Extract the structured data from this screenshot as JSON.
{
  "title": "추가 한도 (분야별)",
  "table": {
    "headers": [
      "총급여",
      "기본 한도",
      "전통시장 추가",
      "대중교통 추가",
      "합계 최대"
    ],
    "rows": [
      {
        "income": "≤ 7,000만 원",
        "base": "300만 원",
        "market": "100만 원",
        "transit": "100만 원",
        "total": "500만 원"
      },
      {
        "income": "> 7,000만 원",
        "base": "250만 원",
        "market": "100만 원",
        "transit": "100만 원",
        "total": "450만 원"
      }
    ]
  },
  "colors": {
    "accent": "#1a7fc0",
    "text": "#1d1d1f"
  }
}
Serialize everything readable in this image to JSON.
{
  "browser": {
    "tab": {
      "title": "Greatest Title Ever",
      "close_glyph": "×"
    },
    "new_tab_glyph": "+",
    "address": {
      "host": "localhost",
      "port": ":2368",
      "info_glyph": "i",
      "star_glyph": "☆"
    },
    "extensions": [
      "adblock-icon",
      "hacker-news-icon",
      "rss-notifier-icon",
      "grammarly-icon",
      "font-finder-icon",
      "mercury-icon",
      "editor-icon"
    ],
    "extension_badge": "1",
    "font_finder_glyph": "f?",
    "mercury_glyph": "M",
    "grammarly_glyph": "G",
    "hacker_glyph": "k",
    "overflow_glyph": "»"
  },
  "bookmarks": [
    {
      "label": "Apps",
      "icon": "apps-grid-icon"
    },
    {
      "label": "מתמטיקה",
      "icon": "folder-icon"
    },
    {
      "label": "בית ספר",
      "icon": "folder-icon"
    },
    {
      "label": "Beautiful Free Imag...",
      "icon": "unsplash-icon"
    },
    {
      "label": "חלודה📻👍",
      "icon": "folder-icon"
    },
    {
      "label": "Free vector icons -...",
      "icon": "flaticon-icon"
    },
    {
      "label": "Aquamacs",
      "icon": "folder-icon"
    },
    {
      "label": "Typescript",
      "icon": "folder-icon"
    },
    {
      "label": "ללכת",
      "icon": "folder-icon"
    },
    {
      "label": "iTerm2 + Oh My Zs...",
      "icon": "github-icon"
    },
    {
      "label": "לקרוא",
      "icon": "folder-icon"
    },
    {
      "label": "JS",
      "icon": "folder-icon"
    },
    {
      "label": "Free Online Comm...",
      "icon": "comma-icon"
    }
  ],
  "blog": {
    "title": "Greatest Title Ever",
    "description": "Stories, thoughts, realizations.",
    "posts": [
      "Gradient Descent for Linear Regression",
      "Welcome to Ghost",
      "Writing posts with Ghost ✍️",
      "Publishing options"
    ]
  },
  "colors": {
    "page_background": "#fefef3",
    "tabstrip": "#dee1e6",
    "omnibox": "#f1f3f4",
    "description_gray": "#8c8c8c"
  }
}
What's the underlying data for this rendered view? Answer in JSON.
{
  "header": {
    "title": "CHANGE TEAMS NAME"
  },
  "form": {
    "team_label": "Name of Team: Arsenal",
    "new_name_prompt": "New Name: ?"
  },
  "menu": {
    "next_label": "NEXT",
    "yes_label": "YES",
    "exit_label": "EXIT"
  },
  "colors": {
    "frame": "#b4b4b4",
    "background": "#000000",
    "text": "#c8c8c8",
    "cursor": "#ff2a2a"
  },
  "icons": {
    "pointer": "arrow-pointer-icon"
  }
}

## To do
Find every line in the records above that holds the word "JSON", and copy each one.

## Answer to the problem
Extract the structured data from this screenshot as JSON.
Serialize everything readable in this image to JSON.
What's the underlying data for this rendered view? Answer in JSON.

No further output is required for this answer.